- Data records
⁂
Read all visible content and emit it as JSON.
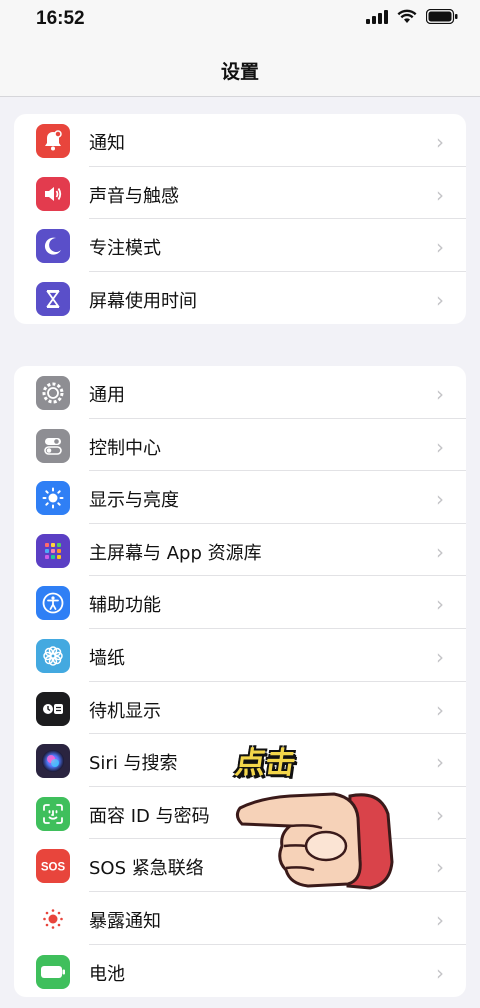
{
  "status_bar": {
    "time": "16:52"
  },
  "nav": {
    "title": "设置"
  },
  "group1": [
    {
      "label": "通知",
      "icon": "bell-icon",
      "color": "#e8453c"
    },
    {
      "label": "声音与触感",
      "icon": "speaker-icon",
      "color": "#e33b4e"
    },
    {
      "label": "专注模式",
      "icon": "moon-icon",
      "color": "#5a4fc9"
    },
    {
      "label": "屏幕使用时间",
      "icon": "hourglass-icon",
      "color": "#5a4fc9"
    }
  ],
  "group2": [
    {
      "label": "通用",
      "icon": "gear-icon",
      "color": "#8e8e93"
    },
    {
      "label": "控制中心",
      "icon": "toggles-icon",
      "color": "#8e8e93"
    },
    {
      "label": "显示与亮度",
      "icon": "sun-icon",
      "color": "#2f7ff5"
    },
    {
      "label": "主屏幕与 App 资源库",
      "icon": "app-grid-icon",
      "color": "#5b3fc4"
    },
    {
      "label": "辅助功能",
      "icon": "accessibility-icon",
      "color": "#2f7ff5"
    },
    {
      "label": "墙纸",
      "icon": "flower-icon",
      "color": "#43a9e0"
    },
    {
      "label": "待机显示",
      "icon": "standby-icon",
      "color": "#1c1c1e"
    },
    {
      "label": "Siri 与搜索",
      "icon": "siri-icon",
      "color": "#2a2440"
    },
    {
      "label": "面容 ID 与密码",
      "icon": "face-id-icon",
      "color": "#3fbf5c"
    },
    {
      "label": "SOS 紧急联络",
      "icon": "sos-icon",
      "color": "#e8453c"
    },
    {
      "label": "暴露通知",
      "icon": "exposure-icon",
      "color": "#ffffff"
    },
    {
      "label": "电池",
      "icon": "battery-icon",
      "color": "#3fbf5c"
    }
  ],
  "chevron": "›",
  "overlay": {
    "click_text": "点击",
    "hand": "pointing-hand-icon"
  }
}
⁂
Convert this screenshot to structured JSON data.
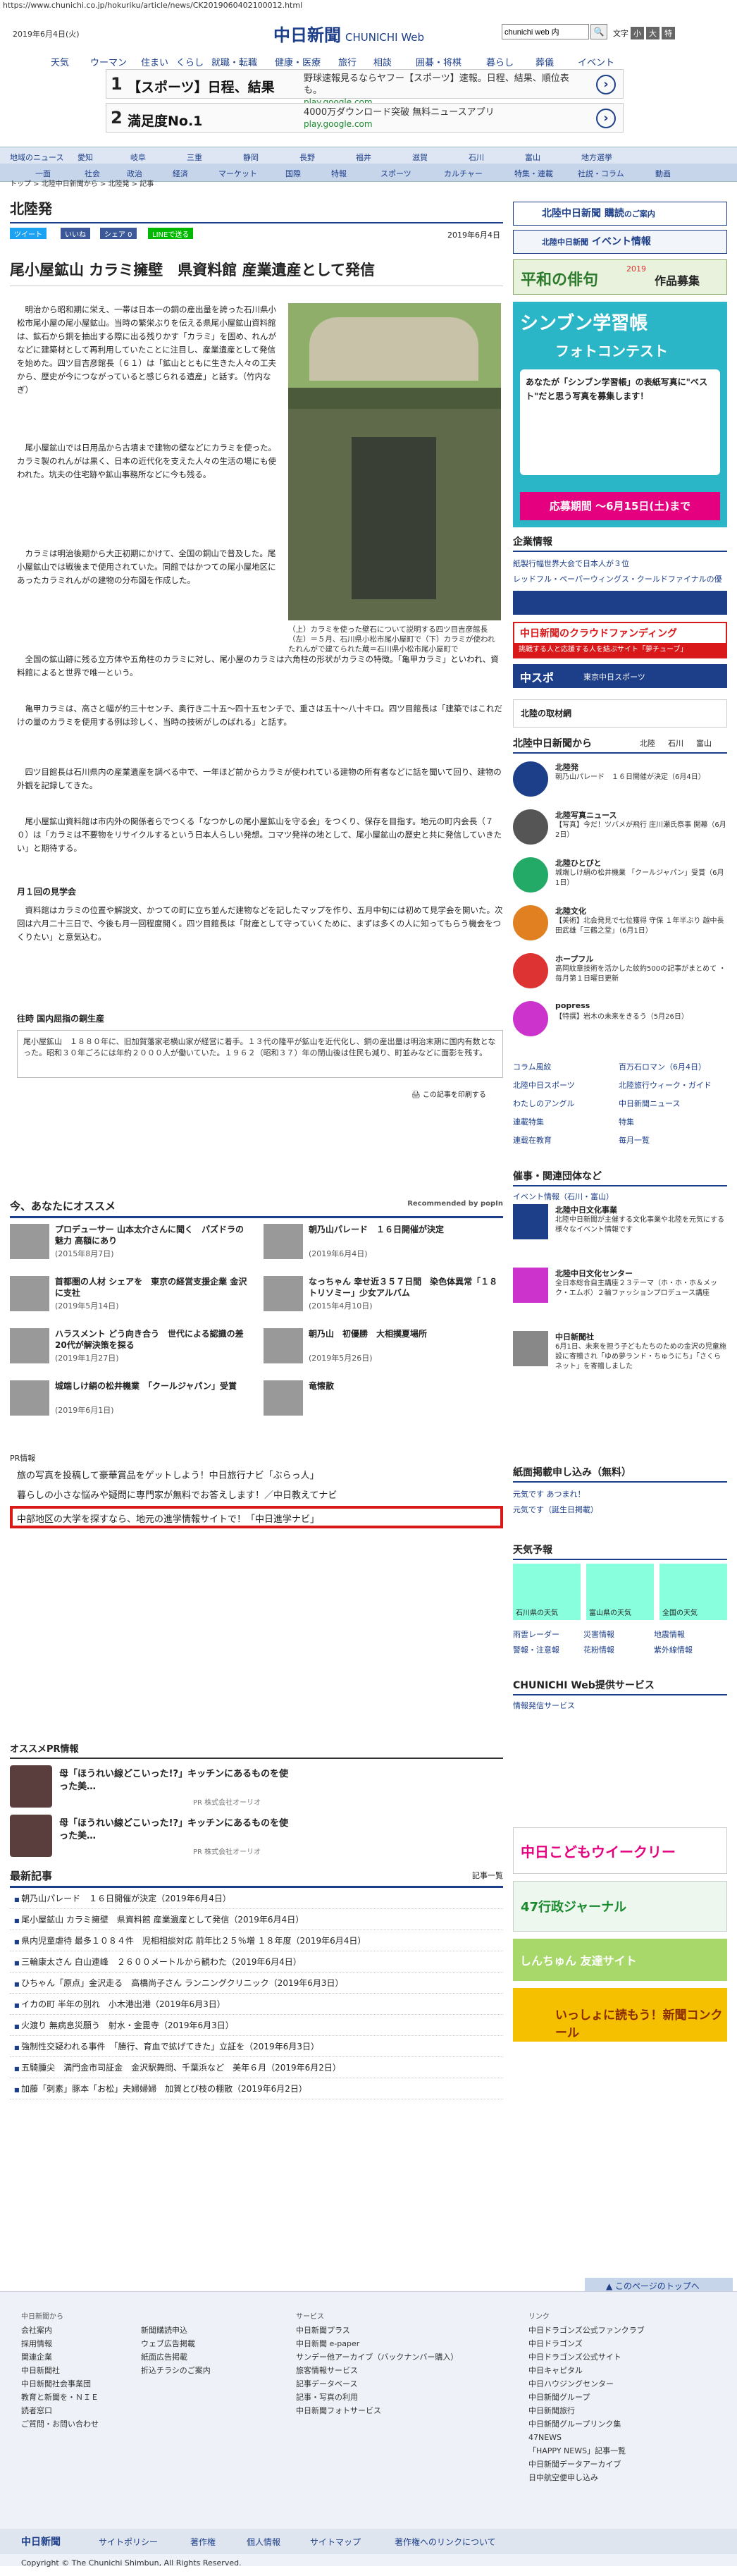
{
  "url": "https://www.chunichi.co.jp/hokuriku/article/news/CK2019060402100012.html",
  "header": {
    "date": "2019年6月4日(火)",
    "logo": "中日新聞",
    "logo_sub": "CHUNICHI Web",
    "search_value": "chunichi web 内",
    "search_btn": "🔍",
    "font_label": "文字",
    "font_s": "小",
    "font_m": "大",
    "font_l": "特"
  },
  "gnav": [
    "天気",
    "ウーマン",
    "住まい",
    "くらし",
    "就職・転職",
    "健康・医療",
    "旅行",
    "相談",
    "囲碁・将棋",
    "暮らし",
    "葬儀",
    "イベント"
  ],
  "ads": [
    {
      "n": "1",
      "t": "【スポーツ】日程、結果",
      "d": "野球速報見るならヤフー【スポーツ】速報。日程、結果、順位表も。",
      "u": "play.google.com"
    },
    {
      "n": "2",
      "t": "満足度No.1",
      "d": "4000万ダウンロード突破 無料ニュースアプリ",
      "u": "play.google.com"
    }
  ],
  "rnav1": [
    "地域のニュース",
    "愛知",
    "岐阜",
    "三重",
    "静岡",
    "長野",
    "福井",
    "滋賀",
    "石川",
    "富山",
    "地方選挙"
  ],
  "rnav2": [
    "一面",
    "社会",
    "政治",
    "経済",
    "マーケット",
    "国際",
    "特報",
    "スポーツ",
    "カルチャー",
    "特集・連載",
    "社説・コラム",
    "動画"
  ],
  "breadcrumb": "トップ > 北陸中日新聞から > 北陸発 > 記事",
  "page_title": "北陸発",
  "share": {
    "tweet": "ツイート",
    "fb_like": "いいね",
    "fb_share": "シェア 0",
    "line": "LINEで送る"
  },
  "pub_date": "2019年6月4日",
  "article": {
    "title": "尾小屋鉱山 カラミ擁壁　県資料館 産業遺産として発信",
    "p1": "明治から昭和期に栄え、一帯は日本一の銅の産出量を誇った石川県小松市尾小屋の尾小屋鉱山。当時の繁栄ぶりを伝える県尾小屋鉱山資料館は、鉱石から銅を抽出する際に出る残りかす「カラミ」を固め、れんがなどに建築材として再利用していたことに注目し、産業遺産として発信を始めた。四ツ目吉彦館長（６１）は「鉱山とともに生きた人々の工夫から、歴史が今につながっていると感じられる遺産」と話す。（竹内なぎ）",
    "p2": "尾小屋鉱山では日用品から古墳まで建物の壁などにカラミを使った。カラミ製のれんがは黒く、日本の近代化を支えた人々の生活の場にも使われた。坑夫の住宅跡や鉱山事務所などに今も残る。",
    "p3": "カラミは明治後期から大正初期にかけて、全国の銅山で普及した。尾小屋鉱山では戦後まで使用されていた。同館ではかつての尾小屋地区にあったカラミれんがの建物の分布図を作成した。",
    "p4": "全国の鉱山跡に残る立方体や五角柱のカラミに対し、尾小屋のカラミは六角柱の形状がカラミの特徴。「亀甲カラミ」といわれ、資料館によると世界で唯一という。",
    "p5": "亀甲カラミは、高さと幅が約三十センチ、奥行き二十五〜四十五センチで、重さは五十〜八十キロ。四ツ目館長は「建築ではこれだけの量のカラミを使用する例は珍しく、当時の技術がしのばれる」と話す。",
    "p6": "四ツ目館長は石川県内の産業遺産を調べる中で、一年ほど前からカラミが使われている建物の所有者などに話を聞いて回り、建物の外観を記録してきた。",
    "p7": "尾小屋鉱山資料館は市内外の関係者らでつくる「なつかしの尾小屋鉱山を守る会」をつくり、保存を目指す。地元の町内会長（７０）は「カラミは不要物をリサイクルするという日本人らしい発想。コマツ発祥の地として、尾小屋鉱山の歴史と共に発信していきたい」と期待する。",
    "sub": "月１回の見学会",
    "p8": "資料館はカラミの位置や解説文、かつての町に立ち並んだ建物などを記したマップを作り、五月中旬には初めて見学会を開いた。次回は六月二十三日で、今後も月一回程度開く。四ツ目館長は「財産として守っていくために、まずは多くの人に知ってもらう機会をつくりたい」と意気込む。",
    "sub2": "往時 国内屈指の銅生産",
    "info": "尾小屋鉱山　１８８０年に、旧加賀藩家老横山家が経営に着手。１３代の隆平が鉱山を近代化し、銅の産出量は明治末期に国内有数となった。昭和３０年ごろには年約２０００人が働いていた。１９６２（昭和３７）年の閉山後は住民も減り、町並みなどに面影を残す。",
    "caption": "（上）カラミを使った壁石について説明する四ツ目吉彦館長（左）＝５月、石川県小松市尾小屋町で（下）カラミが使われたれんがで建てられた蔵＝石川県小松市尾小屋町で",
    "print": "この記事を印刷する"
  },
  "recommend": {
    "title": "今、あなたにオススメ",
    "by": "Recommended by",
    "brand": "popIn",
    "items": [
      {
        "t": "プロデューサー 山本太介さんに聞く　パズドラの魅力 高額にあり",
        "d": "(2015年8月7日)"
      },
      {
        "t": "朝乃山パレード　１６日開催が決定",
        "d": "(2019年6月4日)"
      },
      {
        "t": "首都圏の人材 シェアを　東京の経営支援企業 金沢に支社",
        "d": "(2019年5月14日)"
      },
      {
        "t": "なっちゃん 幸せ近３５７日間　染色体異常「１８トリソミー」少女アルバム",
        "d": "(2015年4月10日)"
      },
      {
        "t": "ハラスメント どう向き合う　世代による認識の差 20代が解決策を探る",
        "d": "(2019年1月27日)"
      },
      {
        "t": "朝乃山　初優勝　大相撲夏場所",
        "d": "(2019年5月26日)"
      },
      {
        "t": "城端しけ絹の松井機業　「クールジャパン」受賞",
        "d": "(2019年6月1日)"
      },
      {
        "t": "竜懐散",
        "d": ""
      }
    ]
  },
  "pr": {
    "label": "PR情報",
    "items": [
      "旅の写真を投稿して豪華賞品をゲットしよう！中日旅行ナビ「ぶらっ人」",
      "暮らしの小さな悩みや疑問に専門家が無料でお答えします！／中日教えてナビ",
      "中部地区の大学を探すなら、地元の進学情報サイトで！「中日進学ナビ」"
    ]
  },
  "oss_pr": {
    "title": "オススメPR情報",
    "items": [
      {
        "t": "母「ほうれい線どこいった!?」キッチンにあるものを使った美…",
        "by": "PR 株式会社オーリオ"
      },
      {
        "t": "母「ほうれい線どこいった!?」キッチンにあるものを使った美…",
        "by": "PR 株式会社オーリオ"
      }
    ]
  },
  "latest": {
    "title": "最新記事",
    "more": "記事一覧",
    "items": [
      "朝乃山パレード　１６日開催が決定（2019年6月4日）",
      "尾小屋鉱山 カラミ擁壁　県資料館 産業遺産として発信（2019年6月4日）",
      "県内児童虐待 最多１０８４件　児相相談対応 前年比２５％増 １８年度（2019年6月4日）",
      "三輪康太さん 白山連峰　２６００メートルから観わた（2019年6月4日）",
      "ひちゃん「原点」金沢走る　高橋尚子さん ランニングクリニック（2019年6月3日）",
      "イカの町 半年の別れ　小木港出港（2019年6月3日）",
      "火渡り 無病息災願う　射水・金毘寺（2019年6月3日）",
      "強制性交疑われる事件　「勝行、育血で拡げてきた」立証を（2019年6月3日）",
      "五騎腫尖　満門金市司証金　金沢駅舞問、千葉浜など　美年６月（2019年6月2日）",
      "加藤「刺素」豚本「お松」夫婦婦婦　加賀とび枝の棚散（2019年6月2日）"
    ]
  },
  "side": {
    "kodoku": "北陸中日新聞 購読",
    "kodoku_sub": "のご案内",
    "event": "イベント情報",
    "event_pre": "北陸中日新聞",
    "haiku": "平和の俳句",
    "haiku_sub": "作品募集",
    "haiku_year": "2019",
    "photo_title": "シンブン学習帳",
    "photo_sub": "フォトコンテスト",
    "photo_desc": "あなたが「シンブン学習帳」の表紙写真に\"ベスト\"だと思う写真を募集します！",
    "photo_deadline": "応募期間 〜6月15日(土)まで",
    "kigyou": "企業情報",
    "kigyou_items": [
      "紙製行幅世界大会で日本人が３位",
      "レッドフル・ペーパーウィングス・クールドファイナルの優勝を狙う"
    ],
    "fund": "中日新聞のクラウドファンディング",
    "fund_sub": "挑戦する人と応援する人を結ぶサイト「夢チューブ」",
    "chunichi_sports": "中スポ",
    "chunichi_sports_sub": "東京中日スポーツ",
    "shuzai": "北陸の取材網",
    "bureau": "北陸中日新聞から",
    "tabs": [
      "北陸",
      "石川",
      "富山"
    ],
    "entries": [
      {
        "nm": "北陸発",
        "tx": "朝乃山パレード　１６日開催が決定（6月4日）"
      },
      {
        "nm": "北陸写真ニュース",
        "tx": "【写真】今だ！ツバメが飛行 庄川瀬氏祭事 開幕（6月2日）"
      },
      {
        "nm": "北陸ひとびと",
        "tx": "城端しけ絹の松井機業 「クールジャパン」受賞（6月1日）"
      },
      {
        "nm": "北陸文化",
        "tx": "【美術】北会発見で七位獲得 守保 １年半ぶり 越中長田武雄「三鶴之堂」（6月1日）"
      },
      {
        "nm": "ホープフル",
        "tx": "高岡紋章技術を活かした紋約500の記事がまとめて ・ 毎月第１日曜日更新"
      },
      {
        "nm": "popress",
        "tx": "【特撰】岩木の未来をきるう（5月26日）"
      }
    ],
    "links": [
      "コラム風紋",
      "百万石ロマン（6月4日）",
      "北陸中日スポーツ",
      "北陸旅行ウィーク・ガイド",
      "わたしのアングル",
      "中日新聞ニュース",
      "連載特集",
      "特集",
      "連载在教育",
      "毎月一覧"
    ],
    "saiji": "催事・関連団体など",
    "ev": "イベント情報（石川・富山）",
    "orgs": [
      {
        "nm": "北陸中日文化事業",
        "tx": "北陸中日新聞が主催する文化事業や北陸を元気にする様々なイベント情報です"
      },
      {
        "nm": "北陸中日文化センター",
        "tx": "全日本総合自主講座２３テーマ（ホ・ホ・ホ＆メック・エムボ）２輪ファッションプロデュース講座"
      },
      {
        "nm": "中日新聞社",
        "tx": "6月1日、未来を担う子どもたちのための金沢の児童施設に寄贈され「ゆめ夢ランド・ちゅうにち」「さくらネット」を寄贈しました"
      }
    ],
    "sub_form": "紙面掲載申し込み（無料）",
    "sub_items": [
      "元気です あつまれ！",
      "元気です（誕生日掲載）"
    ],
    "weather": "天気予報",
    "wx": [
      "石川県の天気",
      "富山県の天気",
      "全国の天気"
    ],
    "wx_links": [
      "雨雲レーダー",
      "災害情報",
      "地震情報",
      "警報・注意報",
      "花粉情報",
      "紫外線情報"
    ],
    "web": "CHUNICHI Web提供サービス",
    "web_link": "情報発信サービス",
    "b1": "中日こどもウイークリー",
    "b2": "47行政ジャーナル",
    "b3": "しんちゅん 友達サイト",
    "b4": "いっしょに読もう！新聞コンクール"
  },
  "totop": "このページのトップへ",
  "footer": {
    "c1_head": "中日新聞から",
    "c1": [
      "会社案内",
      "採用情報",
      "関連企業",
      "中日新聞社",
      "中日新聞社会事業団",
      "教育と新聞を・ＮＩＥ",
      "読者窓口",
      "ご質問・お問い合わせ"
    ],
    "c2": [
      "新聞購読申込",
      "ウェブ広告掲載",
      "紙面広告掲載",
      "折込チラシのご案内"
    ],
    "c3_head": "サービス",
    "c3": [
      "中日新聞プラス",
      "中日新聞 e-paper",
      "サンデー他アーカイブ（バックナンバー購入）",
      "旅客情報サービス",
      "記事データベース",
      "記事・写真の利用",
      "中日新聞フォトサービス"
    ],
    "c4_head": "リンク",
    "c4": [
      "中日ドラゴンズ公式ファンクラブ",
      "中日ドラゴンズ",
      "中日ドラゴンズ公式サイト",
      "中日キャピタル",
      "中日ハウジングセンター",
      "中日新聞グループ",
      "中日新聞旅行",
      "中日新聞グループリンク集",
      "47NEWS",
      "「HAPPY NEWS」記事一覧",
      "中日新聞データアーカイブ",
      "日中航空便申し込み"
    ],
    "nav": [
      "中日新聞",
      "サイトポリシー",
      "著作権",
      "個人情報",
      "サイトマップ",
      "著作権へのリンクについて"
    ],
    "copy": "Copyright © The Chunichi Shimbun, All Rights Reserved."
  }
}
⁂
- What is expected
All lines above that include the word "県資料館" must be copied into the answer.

- Answer
    "title": "尾小屋鉱山 カラミ擁壁　県資料館 産業遺産として発信",
      "尾小屋鉱山 カラミ擁壁　県資料館 産業遺産として発信（2019年6月4日）",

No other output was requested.